Data entries:
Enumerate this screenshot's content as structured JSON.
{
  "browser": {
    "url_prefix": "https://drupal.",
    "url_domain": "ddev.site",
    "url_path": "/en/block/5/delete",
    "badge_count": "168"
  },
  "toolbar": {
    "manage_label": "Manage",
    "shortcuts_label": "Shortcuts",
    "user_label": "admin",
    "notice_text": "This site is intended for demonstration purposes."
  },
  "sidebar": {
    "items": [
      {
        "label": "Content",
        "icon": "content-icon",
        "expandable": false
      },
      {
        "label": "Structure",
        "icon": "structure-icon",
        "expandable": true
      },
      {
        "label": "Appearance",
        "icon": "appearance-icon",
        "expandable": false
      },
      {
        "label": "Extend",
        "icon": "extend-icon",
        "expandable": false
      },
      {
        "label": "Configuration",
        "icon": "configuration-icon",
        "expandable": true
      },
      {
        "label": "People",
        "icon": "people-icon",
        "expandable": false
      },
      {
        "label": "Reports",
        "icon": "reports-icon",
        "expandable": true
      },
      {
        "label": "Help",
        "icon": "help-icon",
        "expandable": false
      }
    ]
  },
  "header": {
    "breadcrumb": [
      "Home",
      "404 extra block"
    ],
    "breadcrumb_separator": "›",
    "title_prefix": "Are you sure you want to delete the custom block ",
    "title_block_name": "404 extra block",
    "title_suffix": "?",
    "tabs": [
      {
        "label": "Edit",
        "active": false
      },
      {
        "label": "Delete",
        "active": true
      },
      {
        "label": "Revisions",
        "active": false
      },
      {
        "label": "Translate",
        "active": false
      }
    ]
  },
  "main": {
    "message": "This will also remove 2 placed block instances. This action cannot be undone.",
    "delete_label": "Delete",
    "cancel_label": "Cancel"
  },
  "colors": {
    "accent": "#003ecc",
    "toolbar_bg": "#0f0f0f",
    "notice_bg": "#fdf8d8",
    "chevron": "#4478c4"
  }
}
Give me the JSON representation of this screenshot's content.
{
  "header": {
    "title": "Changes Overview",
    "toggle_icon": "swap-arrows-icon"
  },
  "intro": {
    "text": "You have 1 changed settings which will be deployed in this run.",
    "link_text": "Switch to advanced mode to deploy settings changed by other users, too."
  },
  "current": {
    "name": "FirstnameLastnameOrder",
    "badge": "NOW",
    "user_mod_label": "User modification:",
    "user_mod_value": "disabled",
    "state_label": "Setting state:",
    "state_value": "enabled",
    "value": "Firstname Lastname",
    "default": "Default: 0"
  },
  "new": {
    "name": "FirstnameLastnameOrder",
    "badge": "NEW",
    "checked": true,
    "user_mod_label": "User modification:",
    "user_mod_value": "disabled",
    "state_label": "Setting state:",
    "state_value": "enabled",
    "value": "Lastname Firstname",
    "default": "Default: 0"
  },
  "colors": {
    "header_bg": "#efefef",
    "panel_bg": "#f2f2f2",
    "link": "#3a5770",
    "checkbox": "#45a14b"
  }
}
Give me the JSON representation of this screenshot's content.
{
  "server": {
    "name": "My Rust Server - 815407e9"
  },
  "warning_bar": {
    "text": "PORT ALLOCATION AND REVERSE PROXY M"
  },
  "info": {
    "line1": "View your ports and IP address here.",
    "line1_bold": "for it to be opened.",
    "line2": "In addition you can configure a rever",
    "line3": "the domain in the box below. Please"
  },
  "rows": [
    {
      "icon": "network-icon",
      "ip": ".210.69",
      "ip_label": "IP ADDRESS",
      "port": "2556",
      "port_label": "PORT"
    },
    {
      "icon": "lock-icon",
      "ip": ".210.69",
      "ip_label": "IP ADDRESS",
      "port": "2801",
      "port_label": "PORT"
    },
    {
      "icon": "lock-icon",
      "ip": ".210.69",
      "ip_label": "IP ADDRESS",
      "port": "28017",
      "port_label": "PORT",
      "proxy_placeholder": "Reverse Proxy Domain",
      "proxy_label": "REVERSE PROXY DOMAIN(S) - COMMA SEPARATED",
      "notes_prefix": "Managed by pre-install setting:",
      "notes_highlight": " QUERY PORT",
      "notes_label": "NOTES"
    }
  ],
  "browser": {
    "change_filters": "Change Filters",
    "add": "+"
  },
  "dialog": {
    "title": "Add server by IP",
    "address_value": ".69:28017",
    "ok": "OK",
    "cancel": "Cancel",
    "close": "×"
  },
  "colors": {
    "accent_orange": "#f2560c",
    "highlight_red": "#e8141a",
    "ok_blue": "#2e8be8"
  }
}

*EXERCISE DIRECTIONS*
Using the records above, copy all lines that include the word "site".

*RESPONSE BELOW*
    "url_domain": "ddev.site",
    "notice_text": "This site is intended for demonstration purposes."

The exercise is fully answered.